What is being asked: Go through the listing and write out all of it exactly.

Input:

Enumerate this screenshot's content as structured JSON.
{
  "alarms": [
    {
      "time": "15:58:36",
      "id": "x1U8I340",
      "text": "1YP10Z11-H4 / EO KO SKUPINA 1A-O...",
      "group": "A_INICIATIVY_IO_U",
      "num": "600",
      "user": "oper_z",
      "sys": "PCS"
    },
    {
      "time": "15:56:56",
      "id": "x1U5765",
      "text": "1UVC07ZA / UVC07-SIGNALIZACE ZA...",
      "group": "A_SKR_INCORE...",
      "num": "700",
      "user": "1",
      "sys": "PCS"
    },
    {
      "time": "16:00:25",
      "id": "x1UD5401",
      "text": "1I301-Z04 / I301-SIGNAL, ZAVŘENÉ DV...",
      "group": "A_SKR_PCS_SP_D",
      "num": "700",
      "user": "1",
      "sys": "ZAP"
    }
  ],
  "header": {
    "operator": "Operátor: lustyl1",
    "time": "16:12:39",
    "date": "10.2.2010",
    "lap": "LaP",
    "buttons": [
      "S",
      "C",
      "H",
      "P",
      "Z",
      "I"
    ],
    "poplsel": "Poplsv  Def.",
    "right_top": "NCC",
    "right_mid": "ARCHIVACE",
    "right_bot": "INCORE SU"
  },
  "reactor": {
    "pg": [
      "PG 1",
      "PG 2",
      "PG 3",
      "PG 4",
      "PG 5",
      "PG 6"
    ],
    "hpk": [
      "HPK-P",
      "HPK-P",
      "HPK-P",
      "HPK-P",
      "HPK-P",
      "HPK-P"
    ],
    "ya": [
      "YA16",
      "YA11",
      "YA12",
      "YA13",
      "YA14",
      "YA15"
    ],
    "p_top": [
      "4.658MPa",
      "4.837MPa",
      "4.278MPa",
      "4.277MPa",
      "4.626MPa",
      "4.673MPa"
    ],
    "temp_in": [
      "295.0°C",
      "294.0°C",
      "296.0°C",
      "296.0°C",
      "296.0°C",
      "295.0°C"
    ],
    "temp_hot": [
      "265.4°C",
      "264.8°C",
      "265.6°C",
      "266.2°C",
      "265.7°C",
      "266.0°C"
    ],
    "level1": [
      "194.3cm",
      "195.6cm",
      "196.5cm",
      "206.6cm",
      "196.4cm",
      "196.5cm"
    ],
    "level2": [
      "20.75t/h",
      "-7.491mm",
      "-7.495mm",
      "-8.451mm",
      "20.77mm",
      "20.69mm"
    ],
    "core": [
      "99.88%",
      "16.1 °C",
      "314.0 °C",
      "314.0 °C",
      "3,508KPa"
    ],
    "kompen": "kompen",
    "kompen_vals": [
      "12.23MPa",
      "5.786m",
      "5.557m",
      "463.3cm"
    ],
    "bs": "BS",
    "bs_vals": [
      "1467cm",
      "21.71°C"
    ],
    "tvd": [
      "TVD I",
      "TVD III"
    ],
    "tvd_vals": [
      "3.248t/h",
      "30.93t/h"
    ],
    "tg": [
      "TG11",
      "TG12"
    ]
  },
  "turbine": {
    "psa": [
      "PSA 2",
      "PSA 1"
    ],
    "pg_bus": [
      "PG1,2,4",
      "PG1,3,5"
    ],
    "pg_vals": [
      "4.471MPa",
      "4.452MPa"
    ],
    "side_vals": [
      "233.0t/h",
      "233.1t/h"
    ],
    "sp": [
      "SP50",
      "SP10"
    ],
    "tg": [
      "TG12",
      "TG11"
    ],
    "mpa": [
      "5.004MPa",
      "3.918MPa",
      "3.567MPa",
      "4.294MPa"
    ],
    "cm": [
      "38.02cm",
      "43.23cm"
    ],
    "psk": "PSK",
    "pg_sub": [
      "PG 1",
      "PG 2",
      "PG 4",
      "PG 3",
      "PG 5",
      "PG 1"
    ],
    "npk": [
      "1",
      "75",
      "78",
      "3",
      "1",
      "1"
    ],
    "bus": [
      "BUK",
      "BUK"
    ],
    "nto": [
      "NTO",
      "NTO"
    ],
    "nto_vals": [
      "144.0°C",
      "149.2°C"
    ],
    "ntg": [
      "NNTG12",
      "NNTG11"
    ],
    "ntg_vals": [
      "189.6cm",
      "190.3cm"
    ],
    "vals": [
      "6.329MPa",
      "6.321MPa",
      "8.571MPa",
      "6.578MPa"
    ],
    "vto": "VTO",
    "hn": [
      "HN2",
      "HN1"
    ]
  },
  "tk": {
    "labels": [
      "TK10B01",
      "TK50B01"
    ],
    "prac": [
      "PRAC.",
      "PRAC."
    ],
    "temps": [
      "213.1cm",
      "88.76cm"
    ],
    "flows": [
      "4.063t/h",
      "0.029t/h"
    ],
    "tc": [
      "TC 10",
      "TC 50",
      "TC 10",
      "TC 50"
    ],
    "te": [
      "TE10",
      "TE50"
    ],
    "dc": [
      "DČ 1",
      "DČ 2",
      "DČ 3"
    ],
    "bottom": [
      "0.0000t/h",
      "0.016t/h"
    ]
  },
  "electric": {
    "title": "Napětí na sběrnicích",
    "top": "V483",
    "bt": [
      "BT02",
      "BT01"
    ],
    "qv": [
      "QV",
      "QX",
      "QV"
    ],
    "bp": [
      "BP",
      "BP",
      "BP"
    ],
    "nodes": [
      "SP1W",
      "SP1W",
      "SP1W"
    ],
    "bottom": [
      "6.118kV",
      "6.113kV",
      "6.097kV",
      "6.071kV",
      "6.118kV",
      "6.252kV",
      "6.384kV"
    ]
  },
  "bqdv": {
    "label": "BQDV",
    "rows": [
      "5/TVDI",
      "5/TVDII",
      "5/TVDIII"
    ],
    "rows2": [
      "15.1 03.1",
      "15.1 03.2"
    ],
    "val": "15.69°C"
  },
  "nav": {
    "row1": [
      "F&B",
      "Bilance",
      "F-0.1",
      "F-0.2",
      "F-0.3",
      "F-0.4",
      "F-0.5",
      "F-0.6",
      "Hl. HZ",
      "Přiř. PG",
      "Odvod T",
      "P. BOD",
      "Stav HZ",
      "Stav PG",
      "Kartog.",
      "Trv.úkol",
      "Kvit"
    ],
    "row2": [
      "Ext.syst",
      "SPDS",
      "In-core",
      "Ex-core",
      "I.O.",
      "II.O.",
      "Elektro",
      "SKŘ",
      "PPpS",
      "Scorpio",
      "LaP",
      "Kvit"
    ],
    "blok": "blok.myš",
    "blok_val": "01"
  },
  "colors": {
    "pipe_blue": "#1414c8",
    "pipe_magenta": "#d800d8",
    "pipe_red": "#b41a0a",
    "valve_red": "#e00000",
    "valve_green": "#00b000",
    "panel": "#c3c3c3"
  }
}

Your solution:
Enumerate this screenshot's content as structured JSON.
{
  "alarms": [
    {
      "time": "15:58:36",
      "id": "x1U8I340",
      "text": "1YP10Z11-H4 / EO KO SKUPINA 1A-O...",
      "group": "A_INICIATIVY_IO_U",
      "num": "600",
      "user": "oper_z",
      "sys": "PCS"
    },
    {
      "time": "15:56:56",
      "id": "x1U5765",
      "text": "1UVC07ZA / UVC07-SIGNALIZACE ZA...",
      "group": "A_SKR_INCORE...",
      "num": "700",
      "user": "1",
      "sys": "PCS"
    },
    {
      "time": "16:00:25",
      "id": "x1UD5401",
      "text": "1I301-Z04 / I301-SIGNAL, ZAVŘENÉ DV...",
      "group": "A_SKR_PCS_SP_D",
      "num": "700",
      "user": "1",
      "sys": "ZAP"
    }
  ],
  "header": {
    "operator": "Operátor: lustyl1",
    "time": "16:12:39",
    "date": "10.2.2010",
    "lap": "LaP",
    "buttons": [
      "S",
      "C",
      "H",
      "P",
      "Z",
      "I"
    ],
    "poplsel": "Poplsv  Def.",
    "right_top": "NCC",
    "right_mid": "ARCHIVACE",
    "right_bot": "INCORE SU"
  },
  "reactor": {
    "pg": [
      "PG 1",
      "PG 2",
      "PG 3",
      "PG 4",
      "PG 5",
      "PG 6"
    ],
    "hpk": [
      "HPK-P",
      "HPK-P",
      "HPK-P",
      "HPK-P",
      "HPK-P",
      "HPK-P"
    ],
    "ya": [
      "YA16",
      "YA11",
      "YA12",
      "YA13",
      "YA14",
      "YA15"
    ],
    "p_top": [
      "4.658MPa",
      "4.837MPa",
      "4.278MPa",
      "4.277MPa",
      "4.626MPa",
      "4.673MPa"
    ],
    "temp_in": [
      "295.0°C",
      "294.0°C",
      "296.0°C",
      "296.0°C",
      "296.0°C",
      "295.0°C"
    ],
    "temp_hot": [
      "265.4°C",
      "264.8°C",
      "265.6°C",
      "266.2°C",
      "265.7°C",
      "266.0°C"
    ],
    "level1": [
      "194.3cm",
      "195.6cm",
      "196.5cm",
      "206.6cm",
      "196.4cm",
      "196.5cm"
    ],
    "level2": [
      "20.75t/h",
      "-7.491mm",
      "-7.495mm",
      "-8.451mm",
      "20.77mm",
      "20.69mm"
    ],
    "core": [
      "99.88%",
      "16.1 °C",
      "314.0 °C",
      "314.0 °C",
      "3,508KPa"
    ],
    "kompen": "kompen",
    "kompen_vals": [
      "12.23MPa",
      "5.786m",
      "5.557m",
      "463.3cm"
    ],
    "bs": "BS",
    "bs_vals": [
      "1467cm",
      "21.71°C"
    ],
    "tvd": [
      "TVD I",
      "TVD III"
    ],
    "tvd_vals": [
      "3.248t/h",
      "30.93t/h"
    ],
    "tg": [
      "TG11",
      "TG12"
    ]
  },
  "turbine": {
    "psa": [
      "PSA 2",
      "PSA 1"
    ],
    "pg_bus": [
      "PG1,2,4",
      "PG1,3,5"
    ],
    "pg_vals": [
      "4.471MPa",
      "4.452MPa"
    ],
    "side_vals": [
      "233.0t/h",
      "233.1t/h"
    ],
    "sp": [
      "SP50",
      "SP10"
    ],
    "tg": [
      "TG12",
      "TG11"
    ],
    "mpa": [
      "5.004MPa",
      "3.918MPa",
      "3.567MPa",
      "4.294MPa"
    ],
    "cm": [
      "38.02cm",
      "43.23cm"
    ],
    "psk": "PSK",
    "pg_sub": [
      "PG 1",
      "PG 2",
      "PG 4",
      "PG 3",
      "PG 5",
      "PG 1"
    ],
    "npk": [
      "1",
      "75",
      "78",
      "3",
      "1",
      "1"
    ],
    "bus": [
      "BUK",
      "BUK"
    ],
    "nto": [
      "NTO",
      "NTO"
    ],
    "nto_vals": [
      "144.0°C",
      "149.2°C"
    ],
    "ntg": [
      "NNTG12",
      "NNTG11"
    ],
    "ntg_vals": [
      "189.6cm",
      "190.3cm"
    ],
    "vals": [
      "6.329MPa",
      "6.321MPa",
      "8.571MPa",
      "6.578MPa"
    ],
    "vto": "VTO",
    "hn": [
      "HN2",
      "HN1"
    ]
  },
  "tk": {
    "labels": [
      "TK10B01",
      "TK50B01"
    ],
    "prac": [
      "PRAC.",
      "PRAC."
    ],
    "temps": [
      "213.1cm",
      "88.76cm"
    ],
    "flows": [
      "4.063t/h",
      "0.029t/h"
    ],
    "tc": [
      "TC 10",
      "TC 50",
      "TC 10",
      "TC 50"
    ],
    "te": [
      "TE10",
      "TE50"
    ],
    "dc": [
      "DČ 1",
      "DČ 2",
      "DČ 3"
    ],
    "bottom": [
      "0.0000t/h",
      "0.016t/h"
    ]
  },
  "electric": {
    "title": "Napětí na sběrnicích",
    "top": "V483",
    "bt": [
      "BT02",
      "BT01"
    ],
    "qv": [
      "QV",
      "QX",
      "QV"
    ],
    "bp": [
      "BP",
      "BP",
      "BP"
    ],
    "nodes": [
      "SP1W",
      "SP1W",
      "SP1W"
    ],
    "bottom": [
      "6.118kV",
      "6.113kV",
      "6.097kV",
      "6.071kV",
      "6.118kV",
      "6.252kV",
      "6.384kV"
    ]
  },
  "bqdv": {
    "label": "BQDV",
    "rows": [
      "5/TVDI",
      "5/TVDII",
      "5/TVDIII"
    ],
    "rows2": [
      "15.1 03.1",
      "15.1 03.2"
    ],
    "val": "15.69°C"
  },
  "nav": {
    "row1": [
      "F&B",
      "Bilance",
      "F-0.1",
      "F-0.2",
      "F-0.3",
      "F-0.4",
      "F-0.5",
      "F-0.6",
      "Hl. HZ",
      "Přiř. PG",
      "Odvod T",
      "P. BOD",
      "Stav HZ",
      "Stav PG",
      "Kartog.",
      "Trv.úkol",
      "Kvit"
    ],
    "row2": [
      "Ext.syst",
      "SPDS",
      "In-core",
      "Ex-core",
      "I.O.",
      "II.O.",
      "Elektro",
      "SKŘ",
      "PPpS",
      "Scorpio",
      "LaP",
      "Kvit"
    ],
    "blok": "blok.myš",
    "blok_val": "01"
  },
  "colors": {
    "pipe_blue": "#1414c8",
    "pipe_magenta": "#d800d8",
    "pipe_red": "#b41a0a",
    "valve_red": "#e00000",
    "valve_green": "#00b000",
    "panel": "#c3c3c3"
  }
}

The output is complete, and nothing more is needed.